Becoming carbon neutral certified has issued Ross Hill Wines with a distinct point of difference.

They're experiencing a positive response from customers and corporate businesses who seek to align with environmentally conscious brands.

Mr Robson's primary goal is to encourage others to see the benefits in becoming carbon neutral and hopefully inspire them to follow, as opposed to focusing on the "commercial kickbacks" as their objective.

"We're unique because we didn't do this for anybody else except ourselves, because we believe in global warming, in the 95pc of scientists and the science behind it and we want to do our bit to stop it, however small that is – and it is minuscule.  

I joke to people I'm the shortest haired greenie in Australia – we didn't think we'd ever have any business to business openings and we now supply wine to Allens law firms and we're working with Qantas as a Future Planet Partner. - Mr Robson

Qantas Group Manager of Environment and Carbon Strategy, Megan Flynn said, "Ross Hill Winery is part of their emerging pool of ambassadors, embodying all the core values of the Future Planet Partners Program that began in 2016."

"We were impressed with Ross Hill's carbon neutrality and reached out to understand how they were integrating sustainability into their business," Ms Flynn said.

"The intention of the program is to support our customers and business partners to integrate sustainable choice into their business models to provide such choices to Australian consumers."

This is offered by sharing their capabilities and experience, developed in house through their own sustainable products and services, such as the Qantas Carbon Offset Program founded in 2007 that has offset over 2.5million tonnes of carbon emissions (585,000 flights), making them the largest offsetter of any airline.

"The path to a clean and sustainable future requires all hands on deck – all solutions."

"Offsetting is one of those tools and certainly the value of offsetting projects is much greater than just emissions reductions activity. Offsetting enables the transfer of sustainable finance to rural and remote communities in Australia, that otherwise have limited access to sources of finance," Ms Flynn said. 


The rich basalt soil, cool climate and high elevation of Ross Hill's two vineyards, Griffith Road and Wallace Lane carry through their iconic range of wines, renowned for quality and complex structure.

Peter and Terri Robson first planted chardonnay, merlot, sauvignon blanc, cabernet franc, shiraz and pinot noir on the north facing slopes of the Griffin Road vineyard in 1994. 

In 2006 the Wallace Lane vineyard (pinot noir, sauvignon blanc and pinot gris) was created by James and Chrissy Robson, next to the original apple packing shed, now operating as the winery and cellar door, nestled in the heart of Orange's apple orchards.

Winemaker, Phil Kerney celebrates the spectrum of the region's terroir and its unique climate with the wines he produces using low input viticulture and traditional winemaking techniques, including applying natural wild yeast cultures.

This encourages biodiversity, minimising the need for artificial chemicals and additives.

James Robson explains the process of the bag wine press.

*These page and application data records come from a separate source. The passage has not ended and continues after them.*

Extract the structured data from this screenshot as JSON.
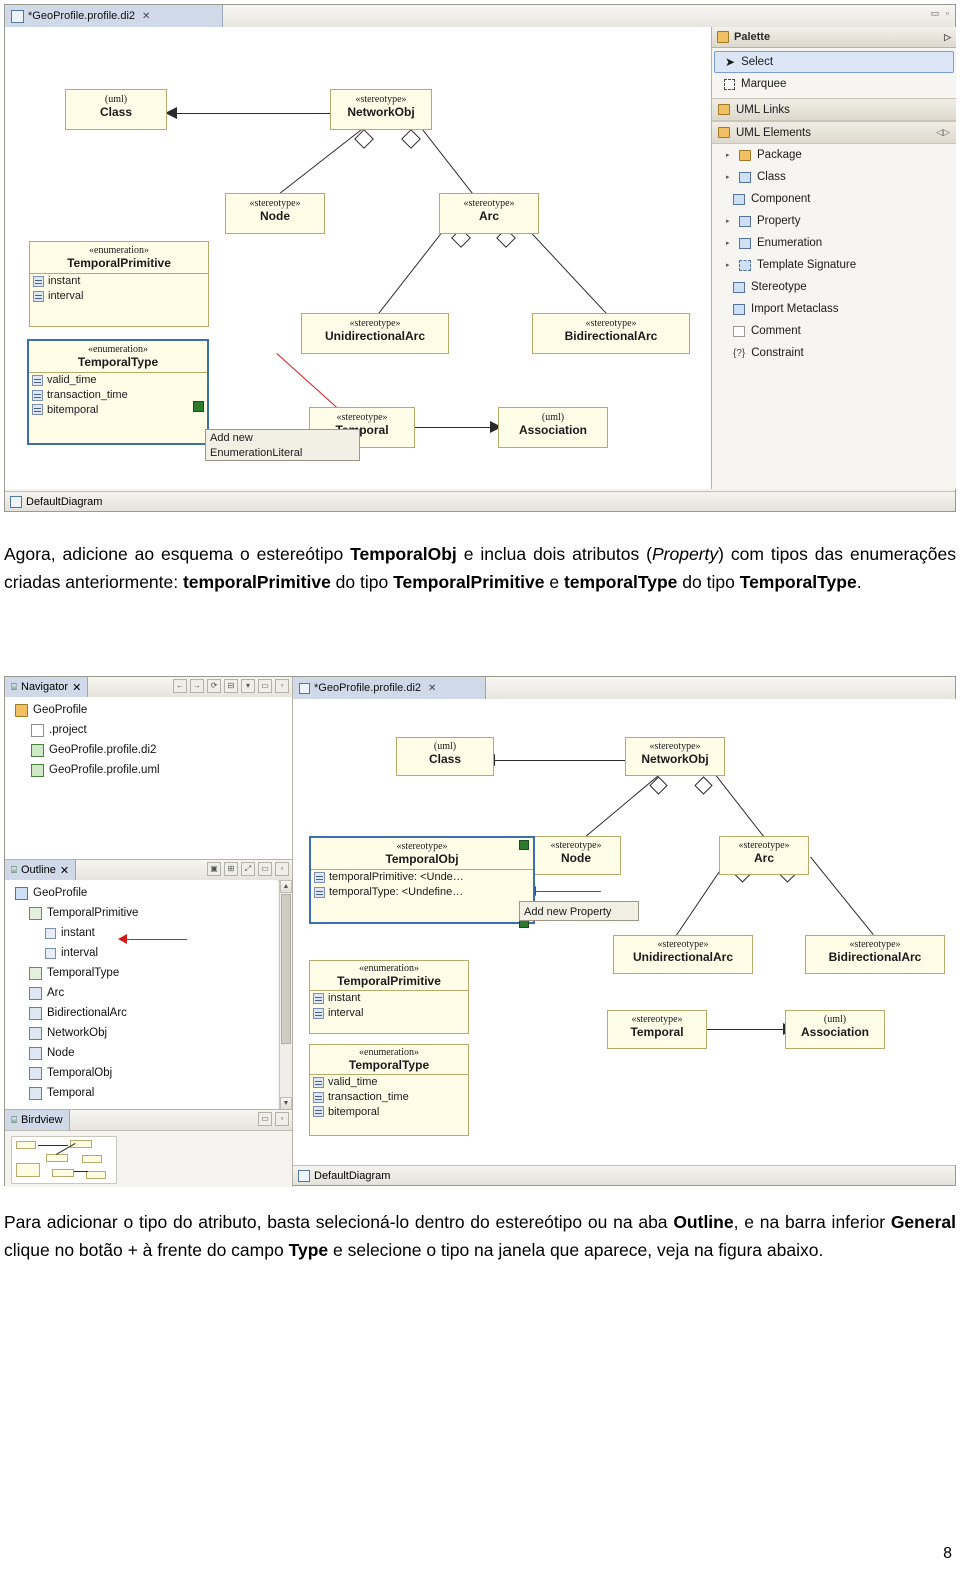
{
  "page": {
    "number": "8"
  },
  "screenshot_top": {
    "editor_tab": {
      "label": "*GeoProfile.profile.di2",
      "close_glyph": "✕",
      "icon": "diagram-icon"
    },
    "window_buttons": {
      "minimize": "▭",
      "maximize": "▫"
    },
    "status_tab": {
      "label": "DefaultDiagram",
      "icon": "diagram-icon"
    },
    "diagram": {
      "classes": [
        {
          "stereotype": "(uml)",
          "name": "Class"
        },
        {
          "stereotype": "«stereotype»",
          "name": "NetworkObj"
        },
        {
          "stereotype": "«stereotype»",
          "name": "Node"
        },
        {
          "stereotype": "«stereotype»",
          "name": "Arc"
        },
        {
          "stereotype": "«stereotype»",
          "name": "UnidirectionalArc"
        },
        {
          "stereotype": "«stereotype»",
          "name": "BidirectionalArc"
        },
        {
          "stereotype": "«stereotype»",
          "name": "Temporal"
        },
        {
          "stereotype": "(uml)",
          "name": "Association"
        }
      ],
      "enumerations": [
        {
          "stereotype": "«enumeration»",
          "name": "TemporalPrimitive",
          "literals": [
            "instant",
            "interval"
          ]
        },
        {
          "stereotype": "«enumeration»",
          "name": "TemporalType",
          "literals": [
            "valid_time",
            "transaction_time",
            "bitemporal"
          ]
        }
      ],
      "hint": "Add new\nEnumerationLiteral",
      "hint_line1": "Add new",
      "hint_line2": "EnumerationLiteral"
    },
    "palette": {
      "title": "Palette",
      "collapse_glyph": "▷",
      "items": [
        {
          "label": "Select",
          "icon": "arrow-cursor-icon",
          "selected": true,
          "type": "tool"
        },
        {
          "label": "Marquee",
          "icon": "marquee-icon",
          "selected": false,
          "type": "tool"
        },
        {
          "label": "UML Links",
          "icon": "folder-icon",
          "type": "group"
        },
        {
          "label": "UML Elements",
          "icon": "folder-icon",
          "type": "group",
          "extra": "◁▷"
        },
        {
          "label": "Package",
          "icon": "package-icon",
          "type": "item",
          "expandable": true
        },
        {
          "label": "Class",
          "icon": "class-icon",
          "type": "item",
          "expandable": true
        },
        {
          "label": "Component",
          "icon": "component-icon",
          "type": "item"
        },
        {
          "label": "Property",
          "icon": "property-icon",
          "type": "item",
          "expandable": true
        },
        {
          "label": "Enumeration",
          "icon": "enumeration-icon",
          "type": "item",
          "expandable": true
        },
        {
          "label": "Template Signature",
          "icon": "template-signature-icon",
          "type": "item",
          "expandable": true
        },
        {
          "label": "Stereotype",
          "icon": "stereotype-icon",
          "type": "item"
        },
        {
          "label": "Import Metaclass",
          "icon": "import-metaclass-icon",
          "type": "item"
        },
        {
          "label": "Comment",
          "icon": "comment-icon",
          "type": "item"
        },
        {
          "label": "Constraint",
          "icon": "constraint-icon",
          "type": "item"
        }
      ]
    }
  },
  "paragraph_1": {
    "segments": [
      {
        "text": "Agora, adicione ao esquema o estereótipo ",
        "style": "normal"
      },
      {
        "text": "TemporalObj",
        "style": "bold"
      },
      {
        "text": " e inclua dois atributos (",
        "style": "normal"
      },
      {
        "text": "Property",
        "style": "italic"
      },
      {
        "text": ") com tipos das enumerações criadas anteriormente: ",
        "style": "normal"
      },
      {
        "text": "temporalPrimitive",
        "style": "bold"
      },
      {
        "text": " do tipo ",
        "style": "normal"
      },
      {
        "text": "TemporalPrimitive",
        "style": "bold"
      },
      {
        "text": " e ",
        "style": "normal"
      },
      {
        "text": "temporalType",
        "style": "bold"
      },
      {
        "text": " do tipo ",
        "style": "normal"
      },
      {
        "text": "TemporalType",
        "style": "bold"
      },
      {
        "text": ".",
        "style": "normal"
      }
    ]
  },
  "screenshot_bottom": {
    "navigator": {
      "tab_label": "Navigator",
      "tab_close": "✕",
      "toolbar_glyphs": [
        "⇦",
        "⇨",
        "⟳",
        "⊟",
        "⇩",
        "▭",
        "▫"
      ],
      "items": [
        {
          "label": "GeoProfile",
          "icon": "project-folder-icon",
          "indent": 0
        },
        {
          "label": ".project",
          "icon": "file-icon",
          "indent": 1
        },
        {
          "label": "GeoProfile.profile.di2",
          "icon": "diagram-file-icon",
          "indent": 1
        },
        {
          "label": "GeoProfile.profile.uml",
          "icon": "uml-file-icon",
          "indent": 1
        }
      ]
    },
    "outline": {
      "tab_label": "Outline",
      "tab_close": "✕",
      "toolbar_glyphs": [
        "▣",
        "⊞",
        "⤢",
        "▭",
        "▫"
      ],
      "items": [
        {
          "label": "GeoProfile",
          "icon": "model-icon",
          "indent": 0
        },
        {
          "label": "TemporalPrimitive",
          "icon": "enumeration-icon",
          "indent": 1
        },
        {
          "label": "instant",
          "icon": "literal-icon",
          "indent": 2
        },
        {
          "label": "interval",
          "icon": "literal-icon",
          "indent": 2
        },
        {
          "label": "TemporalType",
          "icon": "enumeration-icon",
          "indent": 1
        },
        {
          "label": "Arc",
          "icon": "stereotype-icon",
          "indent": 1
        },
        {
          "label": "BidirectionalArc",
          "icon": "stereotype-icon",
          "indent": 1
        },
        {
          "label": "NetworkObj",
          "icon": "stereotype-icon",
          "indent": 1
        },
        {
          "label": "Node",
          "icon": "stereotype-icon",
          "indent": 1
        },
        {
          "label": "TemporalObj",
          "icon": "stereotype-icon",
          "indent": 1
        },
        {
          "label": "Temporal",
          "icon": "stereotype-icon",
          "indent": 1
        }
      ]
    },
    "birdview": {
      "tab_label": "Birdview",
      "minimize": "▭",
      "maximize": "▫"
    },
    "editor_tab": {
      "label": "*GeoProfile.profile.di2",
      "close_glyph": "✕",
      "icon": "diagram-icon"
    },
    "status_tab": {
      "label": "DefaultDiagram",
      "icon": "diagram-icon"
    },
    "diagram": {
      "classes": [
        {
          "stereotype": "(uml)",
          "name": "Class"
        },
        {
          "stereotype": "«stereotype»",
          "name": "NetworkObj"
        },
        {
          "stereotype": "«stereotype»",
          "name": "Node"
        },
        {
          "stereotype": "«stereotype»",
          "name": "Arc"
        },
        {
          "stereotype": "«stereotype»",
          "name": "UnidirectionalArc"
        },
        {
          "stereotype": "«stereotype»",
          "name": "BidirectionalArc"
        },
        {
          "stereotype": "«stereotype»",
          "name": "Temporal"
        },
        {
          "stereotype": "(uml)",
          "name": "Association"
        }
      ],
      "temporal_obj": {
        "stereotype": "«stereotype»",
        "name": "TemporalObj",
        "attributes": [
          "temporalPrimitive: <Unde…",
          "temporalType: <Undefine…"
        ]
      },
      "enumerations": [
        {
          "stereotype": "«enumeration»",
          "name": "TemporalPrimitive",
          "literals": [
            "instant",
            "interval"
          ]
        },
        {
          "stereotype": "«enumeration»",
          "name": "TemporalType",
          "literals": [
            "valid_time",
            "transaction_time",
            "bitemporal"
          ]
        }
      ],
      "hint": "Add new Property"
    }
  },
  "paragraph_2": {
    "segments": [
      {
        "text": "Para adicionar o tipo do atributo, basta selecioná-lo dentro do estereótipo ou na aba ",
        "style": "normal"
      },
      {
        "text": "Outline",
        "style": "bold"
      },
      {
        "text": ", e na barra inferior ",
        "style": "normal"
      },
      {
        "text": "General",
        "style": "bold"
      },
      {
        "text": " clique no botão + à frente do campo ",
        "style": "normal"
      },
      {
        "text": "Type",
        "style": "bold"
      },
      {
        "text": " e selecione o tipo na janela que aparece, veja na figura abaixo.",
        "style": "normal"
      }
    ]
  }
}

Pressing fermented wine from stainless steel vats that is then transferred into oak barrels and later bottled.

Ross Hill Winery rates in the top 4.9pc of Australian wineries having received five red stars for the last four years by James Halliday's Australian Wine Companion, also known by many as the "wine bible".

Inside the old apple packing shed, now controlled atmosphere room where Chardonnay varieties age in barrels for 9 months along with their top red wine 'The Griffin' for 30 months.

Inside the old apple packing shed, now controlled atmosphere room where Chardonnay varieties age in barrels for 9 months along with their top red wine 'The Griffin' for 30 months.

Ross Hill recently won their category in the 2017 Western NSW Business Award for ‘Excellence in Sustainability’.

As a strong believer in innovation, Mr Robson stresses the importance of introducing change to enhance your business – “otherwise you'll keep on getting the same results”.

"Becoming carbon neutral has been great for the profile of our business and if you think about it, you're drinking something that is enjoyable, not only is it carbon neutral, it's bloody good," Mr Robson said.

This article is sponsored by Rabobank